→ PROBLEM TO WORK ON
Look through the listing and report every line that has "username" in it.
--- START ---
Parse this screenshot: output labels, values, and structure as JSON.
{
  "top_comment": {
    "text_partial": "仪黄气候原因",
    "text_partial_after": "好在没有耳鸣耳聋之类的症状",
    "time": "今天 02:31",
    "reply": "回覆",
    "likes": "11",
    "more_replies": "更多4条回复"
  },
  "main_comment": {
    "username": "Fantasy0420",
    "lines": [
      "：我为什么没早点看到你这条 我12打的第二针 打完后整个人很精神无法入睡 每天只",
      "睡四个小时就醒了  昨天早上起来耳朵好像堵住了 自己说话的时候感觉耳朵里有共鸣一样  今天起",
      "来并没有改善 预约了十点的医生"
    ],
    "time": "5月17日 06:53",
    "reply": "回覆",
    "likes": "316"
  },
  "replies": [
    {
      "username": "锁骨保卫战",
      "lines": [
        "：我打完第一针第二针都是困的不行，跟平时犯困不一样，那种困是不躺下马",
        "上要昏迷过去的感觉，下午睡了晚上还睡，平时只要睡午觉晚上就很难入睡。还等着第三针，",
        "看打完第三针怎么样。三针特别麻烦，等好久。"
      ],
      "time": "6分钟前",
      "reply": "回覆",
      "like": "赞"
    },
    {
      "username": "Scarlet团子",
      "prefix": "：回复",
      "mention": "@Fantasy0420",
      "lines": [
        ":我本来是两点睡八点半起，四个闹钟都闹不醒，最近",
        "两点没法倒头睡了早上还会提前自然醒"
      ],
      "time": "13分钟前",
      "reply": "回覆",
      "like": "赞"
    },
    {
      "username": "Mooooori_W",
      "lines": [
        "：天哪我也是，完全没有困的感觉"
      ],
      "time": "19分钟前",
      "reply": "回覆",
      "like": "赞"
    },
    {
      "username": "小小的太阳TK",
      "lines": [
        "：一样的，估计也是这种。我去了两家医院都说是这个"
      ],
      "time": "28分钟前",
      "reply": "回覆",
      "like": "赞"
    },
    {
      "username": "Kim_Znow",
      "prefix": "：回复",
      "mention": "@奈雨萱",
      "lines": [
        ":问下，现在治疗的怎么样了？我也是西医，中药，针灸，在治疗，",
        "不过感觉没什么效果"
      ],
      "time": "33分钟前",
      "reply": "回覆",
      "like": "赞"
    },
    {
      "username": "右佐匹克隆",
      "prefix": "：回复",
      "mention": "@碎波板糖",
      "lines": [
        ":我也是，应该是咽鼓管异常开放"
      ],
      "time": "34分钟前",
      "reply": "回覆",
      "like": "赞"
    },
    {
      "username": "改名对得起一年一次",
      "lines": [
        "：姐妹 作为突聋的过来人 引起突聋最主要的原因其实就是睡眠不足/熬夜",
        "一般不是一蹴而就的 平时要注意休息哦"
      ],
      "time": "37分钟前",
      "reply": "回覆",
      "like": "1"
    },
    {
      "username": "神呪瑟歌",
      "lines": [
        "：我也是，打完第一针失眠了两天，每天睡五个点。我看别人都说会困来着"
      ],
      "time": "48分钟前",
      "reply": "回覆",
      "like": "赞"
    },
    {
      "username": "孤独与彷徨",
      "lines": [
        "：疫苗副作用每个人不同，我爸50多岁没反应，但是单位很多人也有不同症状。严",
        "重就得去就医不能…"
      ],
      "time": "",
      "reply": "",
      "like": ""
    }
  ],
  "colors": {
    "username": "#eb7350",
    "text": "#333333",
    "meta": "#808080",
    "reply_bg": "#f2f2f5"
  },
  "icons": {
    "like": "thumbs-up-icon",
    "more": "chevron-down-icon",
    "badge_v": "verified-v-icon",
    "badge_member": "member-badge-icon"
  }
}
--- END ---
→ OUTPUT
    "username": "Fantasy0420",
      "username": "锁骨保卫战",
      "username": "Scarlet团子",
      "username": "Mooooori_W",
      "username": "小小的太阳TK",
      "username": "Kim_Znow",
      "username": "右佐匹克隆",
      "username": "改名对得起一年一次",
      "username": "神呪瑟歌",
      "username": "孤独与彷徨",
    "username": "#eb7350",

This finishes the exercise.